Bob woke up on Saturday morning with a red left eye.  It didn’t hurt but was a little itchy.  On top of worrying about his eye, I was also worried a little about the photo shoot.  The one weekend that I needed him to be all handsome, this red eye thing happened.  His eye got better and worse throughout the day.  The one thing he heard me say the most was, “Let me see your eye.”  He was joking that I cared more about the appearance of his eye than his eye itself.  Well, I cared about both!  We don’t pay big money to get professional photos done often.  Of course I wanted him to look the best.  There you go.  The vain side of me.

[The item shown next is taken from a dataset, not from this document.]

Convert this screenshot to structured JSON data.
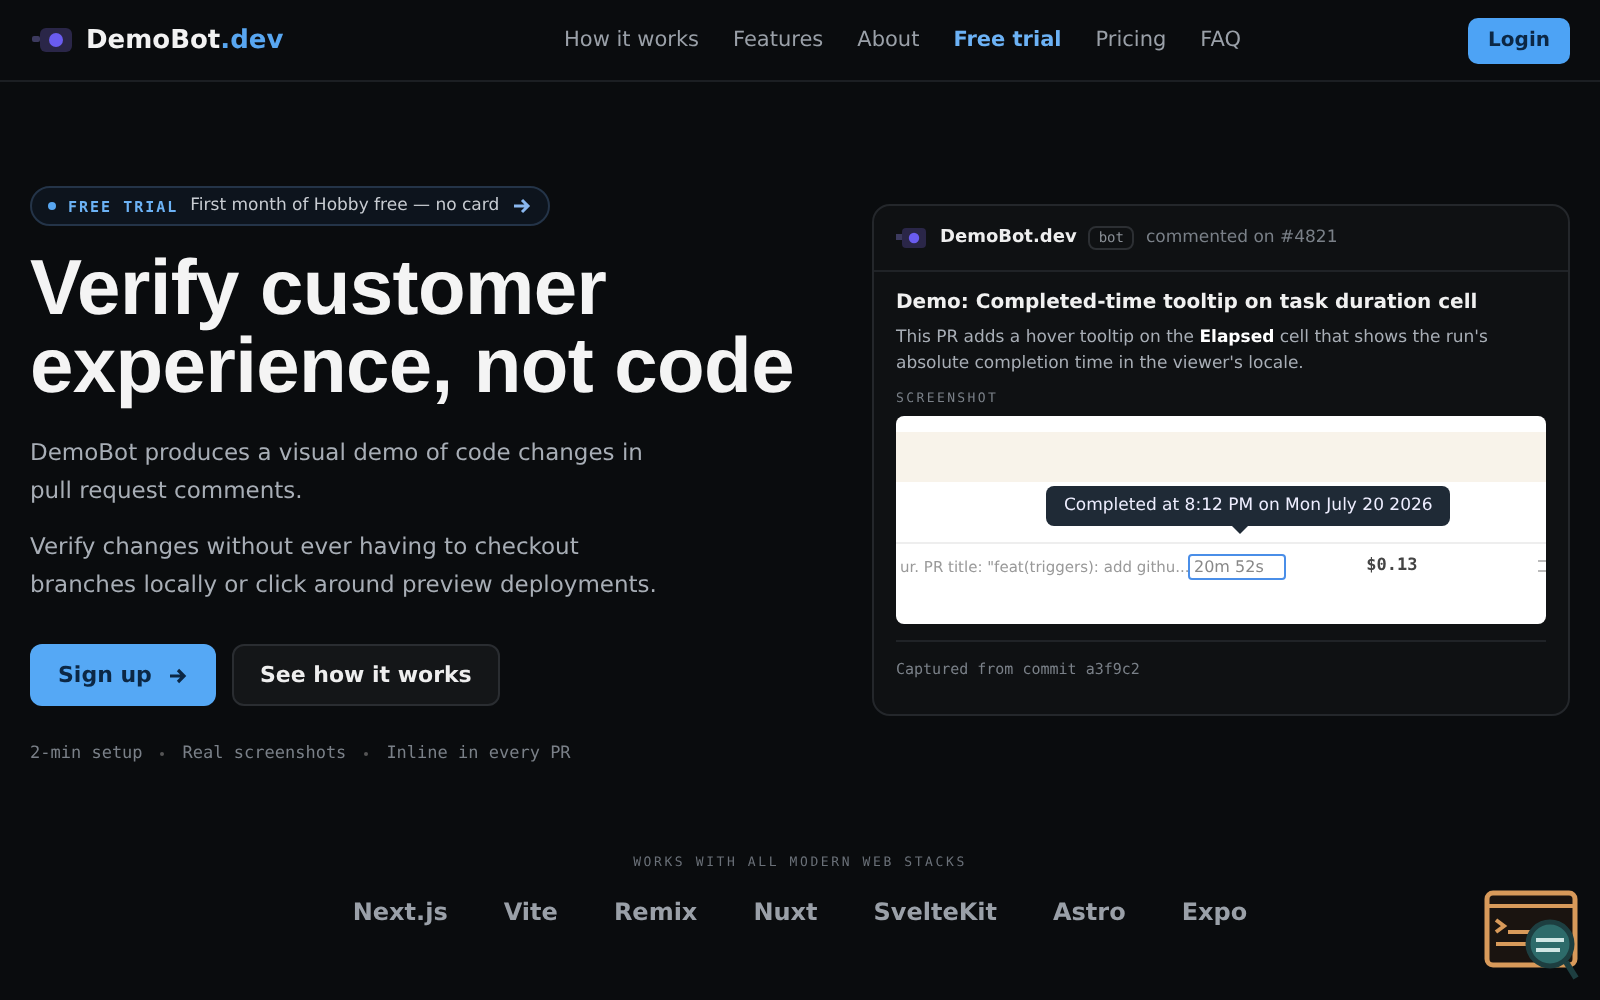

Getting ready for a professional photo session is a lot of work.  We went to church in the morning, went and got a blowout for my hair.  I wasn’t going to get a blowout but my hair really didn’t look picture worthy when we got up in the morning.  I then had a quick lunch and went to the mall to get my makeup done.  Bob opted to rest in the car to see if his eye would look less red.  The makeup artist at the Ma.c counter was seriously God-sent.  She was sweet, efficient, and knew her stuff.  She was Asian herself so she intuitively knew what would make me look pretty.  I even got fake eyelashes put on as my own eyelashes are short and almost nonexistent.  Within 35 minutes, I was all dolled up and ready to go.  Bob was totally pleasantly surprised that he got a more beautiful version of his wife when he opened his eyes from his nap.  He jokingly called me the impostor of his wife.  And the good news is, his eye was actually a lot better and a lot less red.  We quickly went home, changed, and headed over to pick up our photographer.  

It was a wonderful time catching up with our photographer.  He couldn’t believe that it had been 2 1/2 years since the wedding.  I wanted trees and water for the pictures.  The one spot that I wanted would be too windy for the photo shoot.  So we went to Golden Gate Park and he found us an area with brown leaves on the ground and a lot of trees.  Bob insisted on having water and requested Golden Gate Bridge in the background.  So we went to Baker Beach and got many shots of the beach, the ocean, and the bridge itself.  I have to say I felt fortunate that the weather cooperated and it was as clear as it could be in November.  After the photo shoot, I felt too beautiful to go home and make dinner.  Bob took me out to a nice dinner before heading home.  I can’t wait to share some photos with you all.  I probably will post the ones that show our backs with the water and the bridge in the background.  I’ll be able to do that in two weeks.

And guess what?  Bob’s eye is totally healed now.